A Brief Summary of Water Supply in Louisiana
Timothy W. Duex
Department of Geology, University of Louisiana at Lafayette, P.O. Box 44530, Lafayette, Louisiana 70504
The increased demand for water and instances of contamination have raised concerns about water supply in Louisiana. The overall usage of water has increased in a trend related to the population increase in Louisiana. In spite of the fact that Louisiana is a water rich state, there are instances of water supply problems in the state. Total water withdrawals in Louisiana increased from 5,416 million gallon per day in 1960 to 10,310 million gallon per day in 2000 with an intermediate peak in 1975 of 11,730 million gallon per day. Over the same time frame, population increased from 3.26 million to 4.47 million with a slight decrease from 1985 to 1990. Surface water usage increases from 4.39 million gallon per day to 8.70 million gallon per day (98% increase) whereas ground water increases from 1.03 million gallon per day to 1.61 million gallon per day (56% increase). It seems apparent that water demand will continue to increase in the future.
There are a number of concerns about water quality in the state. Surface water concerns include heavy metals like mercury and persistent toxins like PCBs, chlordane, dioxins, and DDT. Ground water concerns include a variety of potential pollution sites that include the following: over 160,000 oil wells, more than 29,000 "non-hazardous waste pits", 14,491 monitoring wells, 1,775 recovery wells, 964 underground storage tanks, 631 "Superfund" sites, and 283 solid waste disposal sites. Because of these threats, continued monitoring of water supplies is necessary to assure an adequate water supply for residents of our state.

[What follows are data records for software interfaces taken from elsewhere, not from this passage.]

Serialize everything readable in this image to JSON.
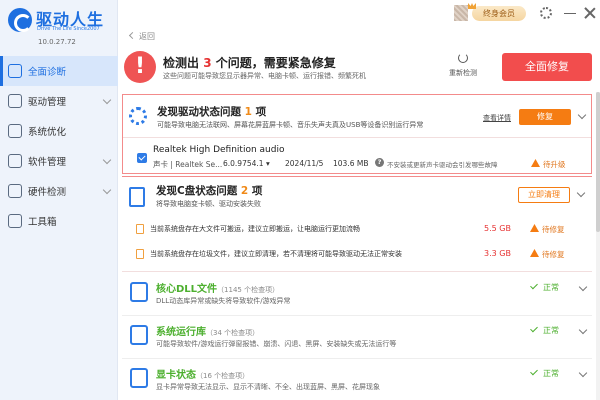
{
  "brand": {
    "name": "驱动人生",
    "slogan": "Drive The Life Since2007",
    "version": "10.0.27.72"
  },
  "nav": [
    {
      "label": "全面诊断",
      "icon": "diagnose-icon",
      "active": true
    },
    {
      "label": "驱动管理",
      "icon": "driver-icon",
      "expandable": true
    },
    {
      "label": "系统优化",
      "icon": "optimize-icon"
    },
    {
      "label": "软件管理",
      "icon": "software-icon",
      "expandable": true
    },
    {
      "label": "硬件检测",
      "icon": "hardware-icon",
      "expandable": true
    },
    {
      "label": "工具箱",
      "icon": "toolbox-icon"
    }
  ],
  "topbar": {
    "back_label": "返回",
    "vip_label": "终身会员"
  },
  "summary": {
    "title_prefix": "检测出",
    "count": "3",
    "title_suffix": "个问题，需要紧急修复",
    "subtitle": "这些问题可能导致您显示器异常、电脑卡顿、运行报错、频繁死机",
    "rescan_label": "重新检测",
    "fix_all_label": "全面修复"
  },
  "driver_issue": {
    "title_prefix": "发现驱动状态问题",
    "count": "1",
    "title_suffix": "项",
    "subtitle": "可能导致电脑无法联网、屏幕花屏蓝屏卡顿、音乐失声夫真及USB等设备识别运行异常",
    "detail_label": "查看详情",
    "fix_label": "修复",
    "device": {
      "name": "Realtek High Definition audio",
      "category": "声卡 | Realtek Se...",
      "version": "6.0.9754.1",
      "date": "2024/11/5",
      "size": "103.6 MB",
      "note": "不安装或更新声卡驱动会引发哪些故障",
      "status": "待升级"
    }
  },
  "cdisk_issue": {
    "title_prefix": "发现C盘状态问题",
    "count": "2",
    "title_suffix": "项",
    "subtitle": "将导致电脑变卡顿、驱动安装失败",
    "clean_label": "立即清理",
    "rows": [
      {
        "text": "当前系统盘存在大文件可搬运，建议立即搬运，让电脑运行更加流畅",
        "size": "5.5 GB",
        "status": "待修复"
      },
      {
        "text": "当前系统盘存在垃圾文件，建议立即清理，若不清理将可能导致驱动无法正常安装",
        "size": "3.3 GB",
        "status": "待修复"
      }
    ]
  },
  "ok_items": [
    {
      "title": "核心DLL文件",
      "count_text": "（1145 个检查项）",
      "subtitle": "DLL动态库异常或缺失将导致软件/游戏异常",
      "status": "正常"
    },
    {
      "title": "系统运行库",
      "count_text": "（34 个检查项）",
      "subtitle": "可能导致软件/游戏运行弹窗报错、崩溃、闪退、黑屏、安装缺失或无法运行等",
      "status": "正常"
    },
    {
      "title": "显卡状态",
      "count_text": "（16 个检查项）",
      "subtitle": "显卡异常导致无法显示、显示不清晰、不全、出现蓝屏、黑屏、花屏现象",
      "status": "正常"
    }
  ]
}
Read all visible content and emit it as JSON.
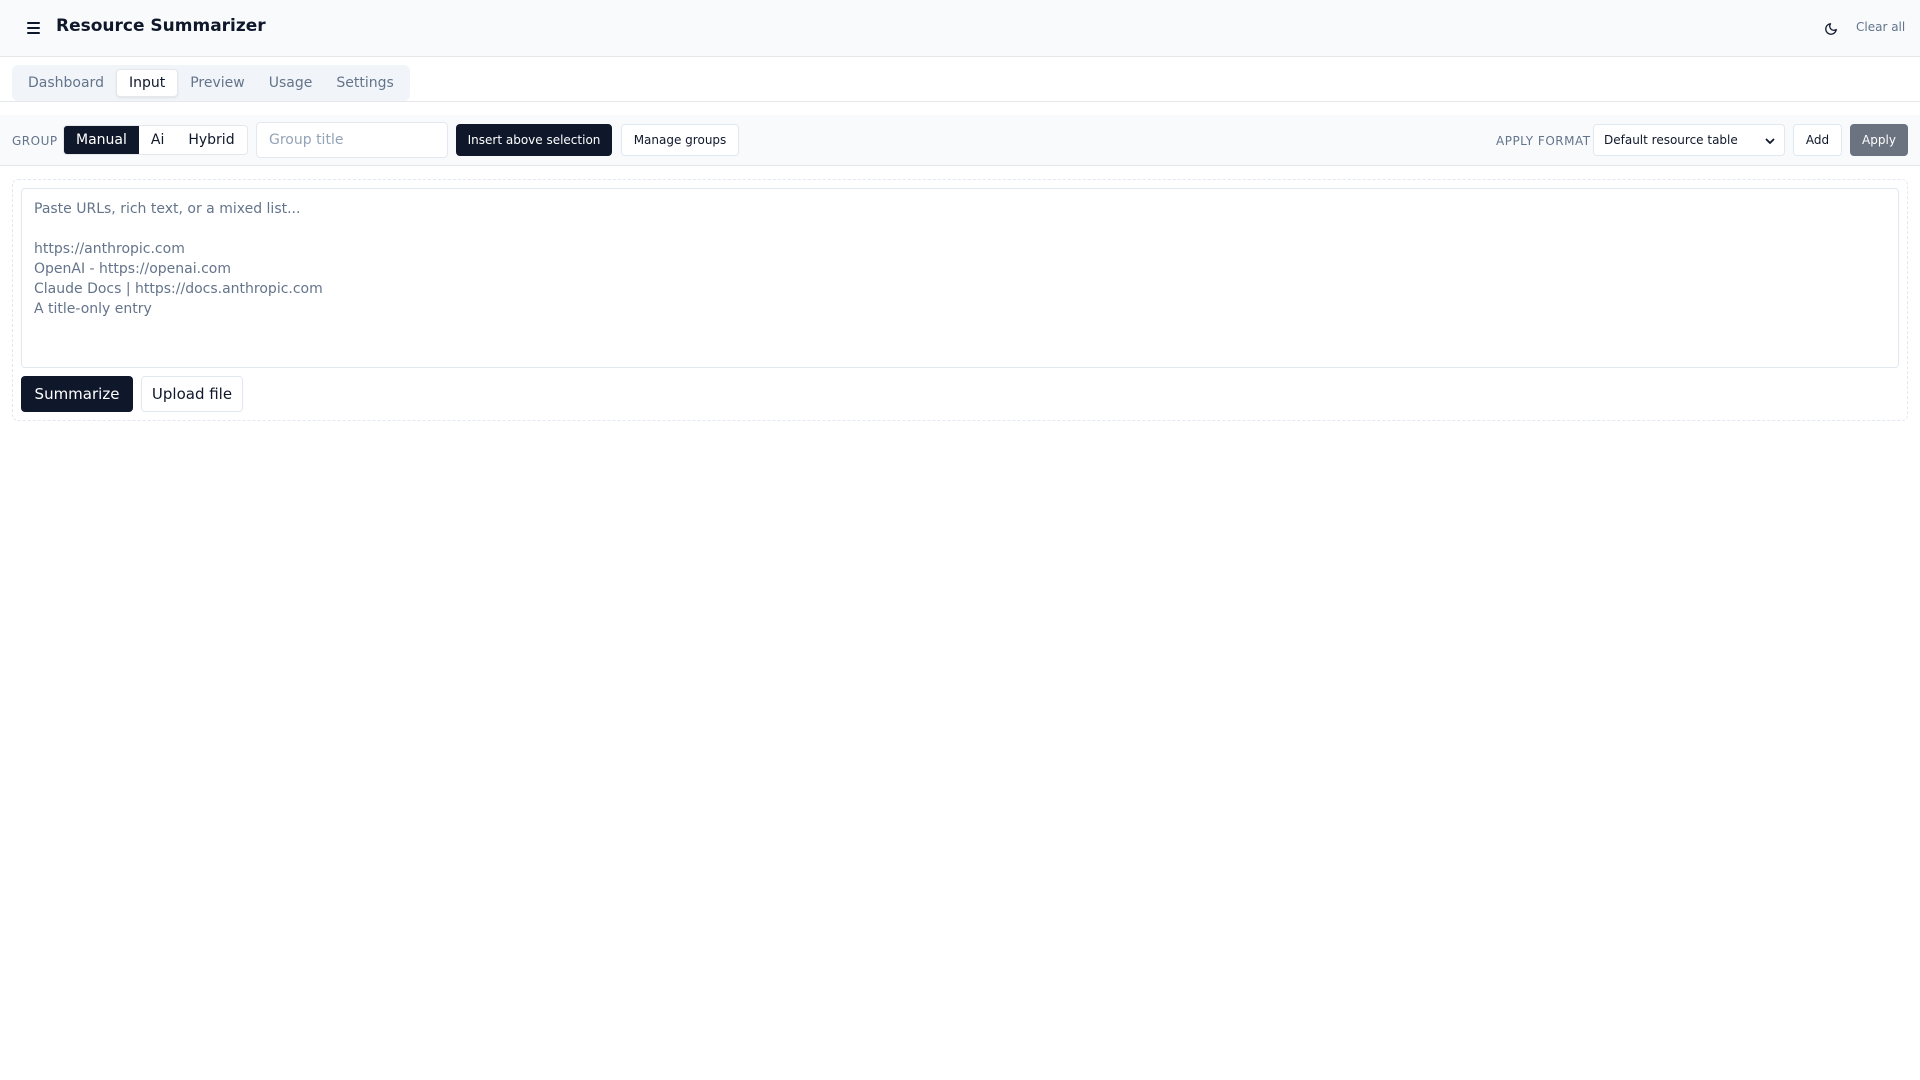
{
  "header": {
    "title": "Resource Summarizer",
    "menu_icon": "hamburger-icon",
    "theme_icon": "moon-icon",
    "clear_all_label": "Clear all"
  },
  "tabs": [
    {
      "label": "Dashboard",
      "active": false
    },
    {
      "label": "Input",
      "active": true
    },
    {
      "label": "Preview",
      "active": false
    },
    {
      "label": "Usage",
      "active": false
    },
    {
      "label": "Settings",
      "active": false
    }
  ],
  "toolbar": {
    "group_label": "GROUP",
    "modes": [
      {
        "label": "Manual",
        "active": true
      },
      {
        "label": "Ai",
        "active": false
      },
      {
        "label": "Hybrid",
        "active": false
      }
    ],
    "group_title_placeholder": "Group title",
    "group_title_value": "",
    "insert_label": "Insert above selection",
    "manage_label": "Manage groups",
    "apply_format_label": "APPLY FORMAT",
    "format_selected": "Default resource table",
    "add_label": "Add",
    "apply_label": "Apply"
  },
  "editor": {
    "placeholder": "Paste URLs, rich text, or a mixed list...\n\nhttps://anthropic.com\nOpenAI - https://openai.com\nClaude Docs | https://docs.anthropic.com\nA title-only entry",
    "value": "",
    "summarize_label": "Summarize",
    "upload_label": "Upload file"
  },
  "colors": {
    "primary": "#0f172a",
    "muted_text": "#64748b",
    "border": "#e2e8f0",
    "surface": "#f8fafc",
    "disabled": "#6b7280"
  }
}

AAPG Search and Discovery Article #90080©2005 GCAGS 55th Annual Convention, New Orleans, Louisiana